To the editor:
When my daughter was in school at New York Elementary 15 years ago, the principal came to me and said the wooden school sign needed to be replaced. Could I put in a stone sign? We put a stone in place, and every morning, I’d walk my child to school and carry my mallet and chisels and I’d carve on the stone for 15 to 20 minutes. It was decided that the date that the school began should be on the sign. I went to the history museum and learned that the school was the second school established in Lawrence in 1869.
In those years, we fought for our school and won. The battle to keep was not waged only by the East Lawrence Neighborhood, but by the community as a whole. I can assure you that in 1869, there were budget crises, just as there were in the 1990s, just as there are now, just as there will be 15 years from now, 50 years from now. The importance of neighborhood schools was evident to our founders and does not change.
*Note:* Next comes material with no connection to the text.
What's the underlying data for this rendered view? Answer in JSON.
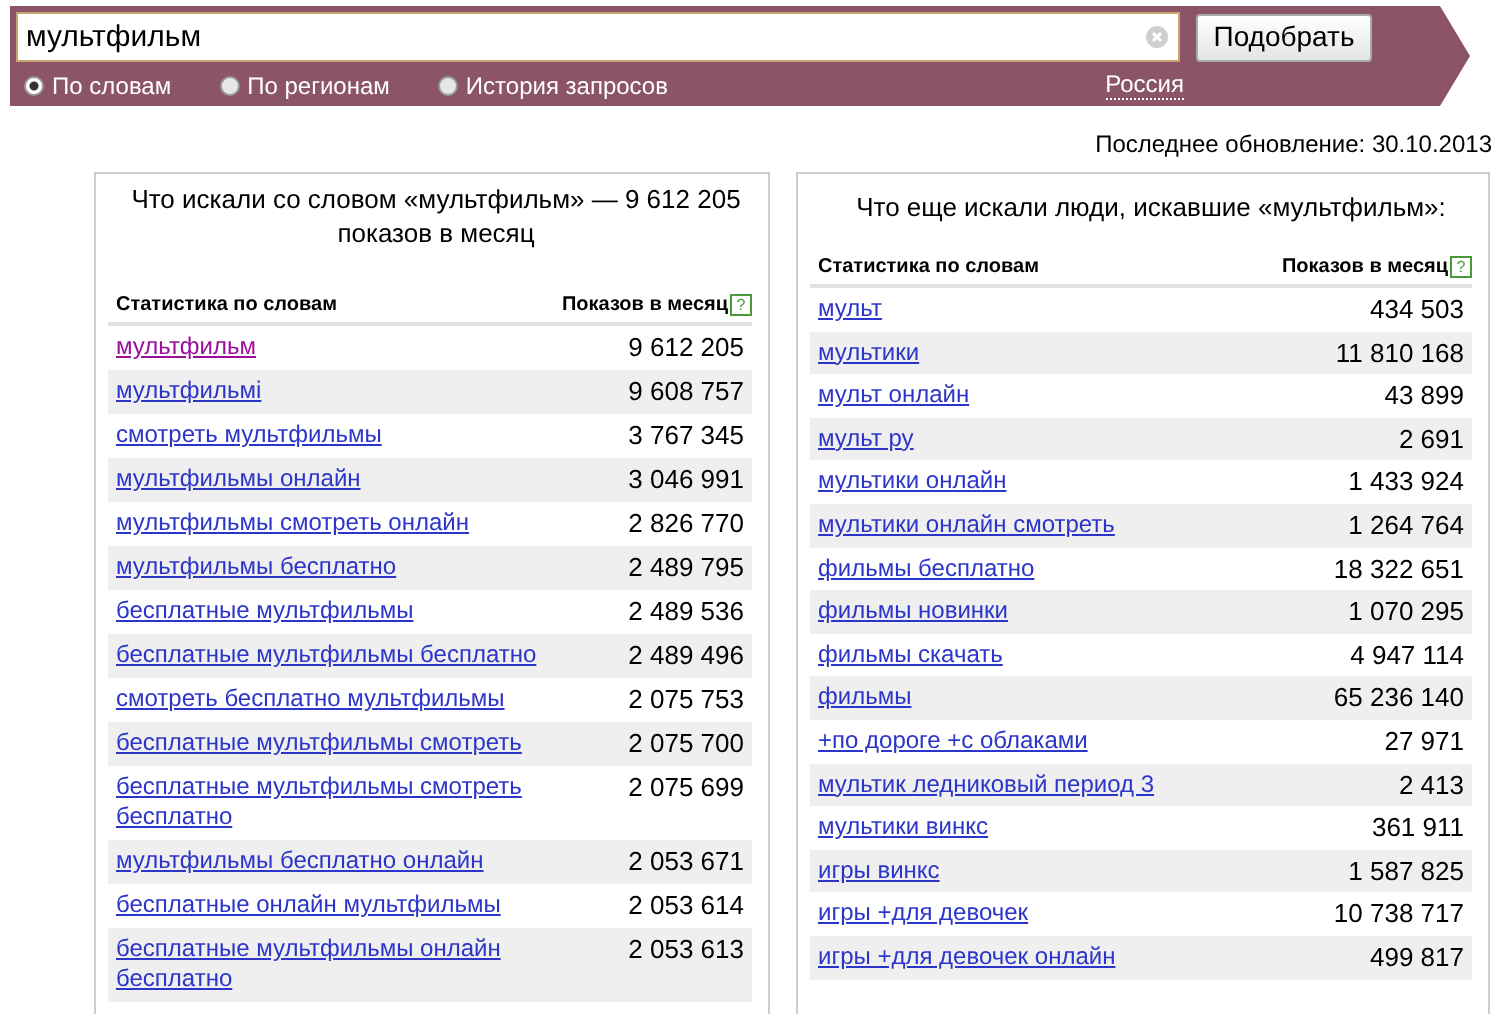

I implore every person in Lawrence to come to the support of every school in our city and, at this critical time, when the money-counters point fingers at the bottom line, we say, as a people, our neighborhood schools are who we are. There is no bottom line to define that. We stand together and give the support that each school needs and we strengthen our neighborhoods, rich or poor alike. This is who we are.